If your library subscribes to the SCJ click here

Follow 16th Century Journal on TwitterGet ADOBE Reader® button

Journal > Volumes > 42 (2011) > 2 (Summer)
2 (Summer)
NOTE: Book reviews will be included in issue download
Castiglione’s Francescopaedia

Close attention to the historical setting with which Castiglione frames his dialogues in The Book of the Courtier (1528) reveals that the figures of Pope Julius II and his nephew Francesco Maria della Rovere are much more central to what happens in the fiction of the text than has previously been acknowledged. Indeed, there is a thematic strand within the book that can be described as...

Read more
Form & Content of the Papal Antichrist

The concept of the papal Antichrist evolved throughout the Middle Ages, developing multiple layers of meaning and distinctive modes of rhetorical expression. It reached its most elaborate late medieval form in the Hussite treatise known as Anatomy of the Antichrist. This work provides a comprehensive summary of antipapal Antichristology using nominal tropes, anatomical metaphors, and...

Read more
The Religious Convictions of Johan Wier

In 1563 Johan Wier’s protest against the criminal prosecution of presumed witches, caused much upheaval. He attempted to exonerate these defendants by arguing that human beings are incapable of doing the things they were accused of. It was demons and not humans who were the real offenders. Until now, Wier’s religious convictions have remained indistinct.
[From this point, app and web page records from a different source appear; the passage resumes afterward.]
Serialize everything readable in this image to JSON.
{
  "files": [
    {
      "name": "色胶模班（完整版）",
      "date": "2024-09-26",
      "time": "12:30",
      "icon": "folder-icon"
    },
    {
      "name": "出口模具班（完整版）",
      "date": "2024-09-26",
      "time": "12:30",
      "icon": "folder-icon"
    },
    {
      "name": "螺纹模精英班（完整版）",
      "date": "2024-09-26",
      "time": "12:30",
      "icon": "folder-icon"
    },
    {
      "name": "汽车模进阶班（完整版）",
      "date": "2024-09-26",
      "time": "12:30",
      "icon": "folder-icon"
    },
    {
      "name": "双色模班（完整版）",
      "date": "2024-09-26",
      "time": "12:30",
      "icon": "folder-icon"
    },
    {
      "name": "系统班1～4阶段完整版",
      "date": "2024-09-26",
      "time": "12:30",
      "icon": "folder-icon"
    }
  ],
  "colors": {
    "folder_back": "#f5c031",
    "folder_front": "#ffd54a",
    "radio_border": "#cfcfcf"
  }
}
It is argued here that he refused to...

Read more
Bartolomeo Ammannati: Artist, Architect, Manager

This study, drawing on new information from unpublished documents, reconsiders the working methods and responsibilities of sculptor and architect Bartolomeo Ammannati in the context of Cosimo I de’ Medici’s creation of a grand ducal Tuscan empire. Ammannati was an indispensable part of the broader enterprise of ducal and grand ducal building activity, urban development, and court bureaucracy....

Read more
Failed Entry of Leo X de’ Medici into Vienna

In late October 1515, the government authorities of Siena were busy preparing the city for the visit of Pope Leo X de’ Medici, expected in the middle of the following month. Palaces were requisitioned to house the pontiff and his entourage, while artists set to work to create the ephemeral architectural elements for a grand all’antica triumph through the streets. Under the supervision of...

Read more